It’s nearly peach season!
Here’s to the chutney that won the most discerning palate…
I have the most amazing uncle. Aside from being a Navy test pilot, one of the pilots known as “Satan’s Kittens” in Korea (this group went on to become the Blue Angels), a survivor of being catapulted from an aircraft carrier into the North Atlantic in his airplane, and then a commercial fisherman in the Pacific northwest, Uncle Pete also is a chutney expert. He’s traveled all over the world — and always comes home with interesting recipes for relishes and chutneys.
There’s only one problem with having Uncle Pete come to visit: he cleans me out of chutney. This I take as the greatest compliment there is — especially from him. (He even found the stash I’d hidden from him — and insisted on taking it home! “You know how to make the stuff” he reasoned with me.) I’ve decided to post the recipe — maybe his neighbors can make it for him too!
It’s an adaptation of an old Charleston chutney recipe from the turn of the century — and with a little tweaking, it’s stood the test of time.
- 4 lbs Mangos or peaches (hardish/greenish – just before ripe)
- 2 T Mustard seed (not ground)
- 1 lb Preserved ginger (candied works great). Minced.
- 2 lb Sugar
- 4 cups Vinegar (cider has more flavor/white is not as strong)
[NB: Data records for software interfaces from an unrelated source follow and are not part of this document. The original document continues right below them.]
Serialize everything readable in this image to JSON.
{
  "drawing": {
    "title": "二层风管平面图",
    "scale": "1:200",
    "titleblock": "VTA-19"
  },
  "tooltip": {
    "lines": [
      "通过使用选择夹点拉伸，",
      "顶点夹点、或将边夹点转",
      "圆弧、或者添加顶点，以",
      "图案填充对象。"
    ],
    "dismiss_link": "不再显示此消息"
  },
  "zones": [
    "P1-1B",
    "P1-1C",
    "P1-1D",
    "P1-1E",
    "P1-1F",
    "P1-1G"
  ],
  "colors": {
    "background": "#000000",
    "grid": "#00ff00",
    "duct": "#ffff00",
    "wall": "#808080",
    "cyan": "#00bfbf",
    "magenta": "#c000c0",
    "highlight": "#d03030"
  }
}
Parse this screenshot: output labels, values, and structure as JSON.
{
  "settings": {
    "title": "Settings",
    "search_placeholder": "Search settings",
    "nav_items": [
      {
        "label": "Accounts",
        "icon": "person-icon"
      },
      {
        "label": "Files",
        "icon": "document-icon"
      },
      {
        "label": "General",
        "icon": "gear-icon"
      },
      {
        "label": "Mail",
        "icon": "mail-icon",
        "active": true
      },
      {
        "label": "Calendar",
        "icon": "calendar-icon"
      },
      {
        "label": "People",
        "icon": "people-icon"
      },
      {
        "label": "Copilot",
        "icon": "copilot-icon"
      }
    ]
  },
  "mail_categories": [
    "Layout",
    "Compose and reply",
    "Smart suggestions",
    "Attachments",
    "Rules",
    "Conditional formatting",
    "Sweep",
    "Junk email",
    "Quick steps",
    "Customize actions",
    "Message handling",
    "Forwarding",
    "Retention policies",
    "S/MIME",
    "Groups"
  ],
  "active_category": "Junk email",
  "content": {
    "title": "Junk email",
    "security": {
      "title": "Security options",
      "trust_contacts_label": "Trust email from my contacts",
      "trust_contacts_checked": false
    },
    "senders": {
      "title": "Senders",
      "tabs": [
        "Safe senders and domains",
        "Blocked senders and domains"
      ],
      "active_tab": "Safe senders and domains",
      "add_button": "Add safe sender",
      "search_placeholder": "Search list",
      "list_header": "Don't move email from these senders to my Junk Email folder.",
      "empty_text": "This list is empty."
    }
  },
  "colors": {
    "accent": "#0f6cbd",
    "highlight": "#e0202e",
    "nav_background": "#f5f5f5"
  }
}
- 1 ½ cups Raisins (I like dark brown – but yellow are fine as well)
- 1 clove garlic (use a fat one). Crushed.
Peel and dice fruit.
Add 2 cups vinegar and boil 25 minutes.
Add the sugar and the other 2 cups vinegar and boil until it’s syrupy (not too thick – just like maple syrup). This will take a while…about 3 ½ hours – stir often towards the end to make sure it doesn’t burn.
Add the rest of the ingredients except the ginger and cook another 30 minutes. Then add the chopped ginger and cook another 10-15 minutes. Make sure now the consistency is more like jam.
Pour into prepared jars.
Make sure lids are on tight, then put in boiling bath for 10 minutes.
Some say it’s even better if you leave the jars in the sun for a few days (put them on a sheet in the yard — put them on their sides to the lids don’t rust from dew). Now lock the gate to your backyard, Uncle Pete might see them!